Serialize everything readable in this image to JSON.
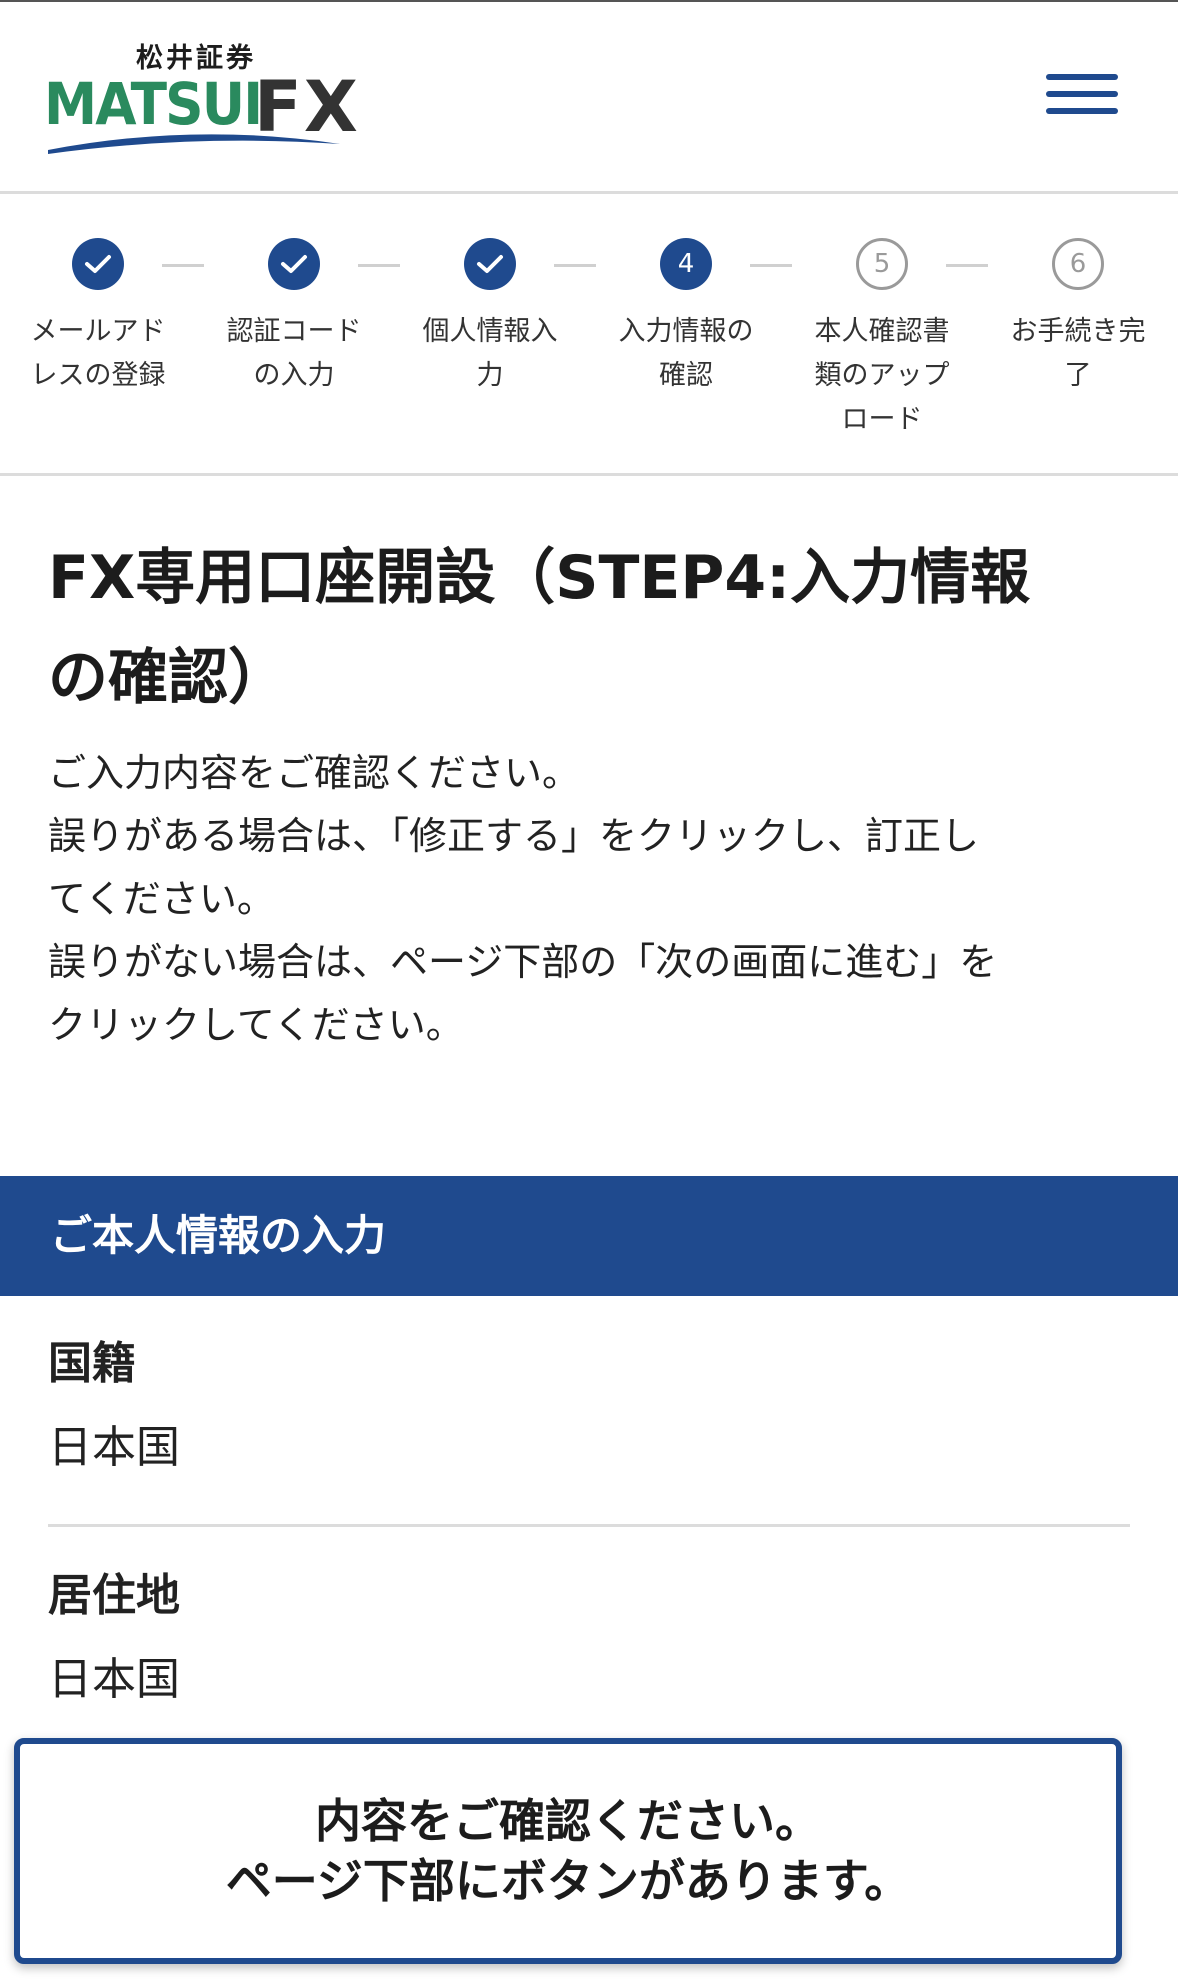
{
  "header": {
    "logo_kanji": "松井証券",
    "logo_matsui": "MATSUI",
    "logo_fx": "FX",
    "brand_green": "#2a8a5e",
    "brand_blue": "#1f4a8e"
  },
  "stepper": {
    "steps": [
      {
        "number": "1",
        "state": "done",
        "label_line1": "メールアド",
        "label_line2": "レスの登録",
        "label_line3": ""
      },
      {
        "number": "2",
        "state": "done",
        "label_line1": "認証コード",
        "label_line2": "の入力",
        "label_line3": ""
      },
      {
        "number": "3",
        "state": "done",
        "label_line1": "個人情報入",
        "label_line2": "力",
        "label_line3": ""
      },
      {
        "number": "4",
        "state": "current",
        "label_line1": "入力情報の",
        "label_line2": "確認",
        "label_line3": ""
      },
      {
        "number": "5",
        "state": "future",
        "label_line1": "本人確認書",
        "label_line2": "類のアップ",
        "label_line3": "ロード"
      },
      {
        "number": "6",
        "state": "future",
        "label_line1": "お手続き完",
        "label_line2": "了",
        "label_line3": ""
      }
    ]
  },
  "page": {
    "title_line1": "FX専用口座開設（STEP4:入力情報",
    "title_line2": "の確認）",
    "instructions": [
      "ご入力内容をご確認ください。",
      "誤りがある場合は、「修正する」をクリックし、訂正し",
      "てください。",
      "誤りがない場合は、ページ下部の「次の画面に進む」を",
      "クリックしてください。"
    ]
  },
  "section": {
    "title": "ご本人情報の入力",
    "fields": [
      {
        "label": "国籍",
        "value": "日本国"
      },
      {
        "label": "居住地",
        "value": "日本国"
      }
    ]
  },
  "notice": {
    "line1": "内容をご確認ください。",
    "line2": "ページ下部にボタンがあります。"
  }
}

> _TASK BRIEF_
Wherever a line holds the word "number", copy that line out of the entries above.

> _RESPONSE FOR THIS EXERCISE_
        "number": "1",
        "number": "2",
        "number": "3",
        "number": "4",
        "number": "5",
        "number": "6",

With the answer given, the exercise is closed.